_WORK TO BE COMPLETED_: Your answer should be a single number: the count of lines in the records below containing the word "LinkedList".

________

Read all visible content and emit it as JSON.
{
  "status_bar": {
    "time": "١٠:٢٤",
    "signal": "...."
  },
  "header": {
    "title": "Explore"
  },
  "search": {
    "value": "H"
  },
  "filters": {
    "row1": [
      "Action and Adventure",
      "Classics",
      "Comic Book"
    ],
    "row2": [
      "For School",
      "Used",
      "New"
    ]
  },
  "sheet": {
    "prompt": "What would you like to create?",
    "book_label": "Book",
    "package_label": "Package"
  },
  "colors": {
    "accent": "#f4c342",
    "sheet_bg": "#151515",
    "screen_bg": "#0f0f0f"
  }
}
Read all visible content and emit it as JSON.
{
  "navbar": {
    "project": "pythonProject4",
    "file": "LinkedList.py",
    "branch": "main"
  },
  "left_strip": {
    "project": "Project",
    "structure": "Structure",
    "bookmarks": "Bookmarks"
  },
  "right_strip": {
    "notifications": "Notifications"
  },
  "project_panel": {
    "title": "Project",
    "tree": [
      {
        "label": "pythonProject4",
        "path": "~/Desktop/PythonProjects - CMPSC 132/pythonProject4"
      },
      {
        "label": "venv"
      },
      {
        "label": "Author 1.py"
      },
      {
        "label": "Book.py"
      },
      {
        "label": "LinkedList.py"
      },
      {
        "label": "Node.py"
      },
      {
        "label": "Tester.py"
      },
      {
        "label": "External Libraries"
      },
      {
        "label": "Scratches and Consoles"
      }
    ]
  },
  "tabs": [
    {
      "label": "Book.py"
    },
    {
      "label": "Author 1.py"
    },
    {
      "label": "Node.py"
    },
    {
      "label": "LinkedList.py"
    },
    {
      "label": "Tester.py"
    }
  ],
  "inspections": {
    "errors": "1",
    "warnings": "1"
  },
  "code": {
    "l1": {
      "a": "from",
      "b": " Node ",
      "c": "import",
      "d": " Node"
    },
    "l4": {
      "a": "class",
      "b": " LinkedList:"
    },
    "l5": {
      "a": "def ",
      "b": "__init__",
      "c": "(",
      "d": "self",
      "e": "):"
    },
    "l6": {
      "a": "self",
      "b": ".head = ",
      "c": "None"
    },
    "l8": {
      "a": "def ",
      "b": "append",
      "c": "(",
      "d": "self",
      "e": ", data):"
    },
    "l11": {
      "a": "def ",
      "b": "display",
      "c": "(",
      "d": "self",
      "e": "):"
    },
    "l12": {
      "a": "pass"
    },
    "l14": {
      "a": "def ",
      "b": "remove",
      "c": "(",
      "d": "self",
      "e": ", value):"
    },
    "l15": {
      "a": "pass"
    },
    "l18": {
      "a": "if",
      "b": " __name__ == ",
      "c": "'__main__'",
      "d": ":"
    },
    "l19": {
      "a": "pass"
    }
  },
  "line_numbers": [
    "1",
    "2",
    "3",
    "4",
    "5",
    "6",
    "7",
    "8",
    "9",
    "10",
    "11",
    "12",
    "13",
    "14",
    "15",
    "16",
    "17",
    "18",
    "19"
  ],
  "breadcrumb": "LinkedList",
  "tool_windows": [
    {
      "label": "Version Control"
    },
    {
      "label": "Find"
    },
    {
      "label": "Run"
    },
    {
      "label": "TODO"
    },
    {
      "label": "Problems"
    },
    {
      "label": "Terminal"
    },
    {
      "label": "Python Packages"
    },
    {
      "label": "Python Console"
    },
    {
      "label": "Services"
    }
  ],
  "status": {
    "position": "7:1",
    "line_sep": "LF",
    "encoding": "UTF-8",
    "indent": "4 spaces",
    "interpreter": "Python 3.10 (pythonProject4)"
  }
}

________

_EXERCISE ANSWER_: 5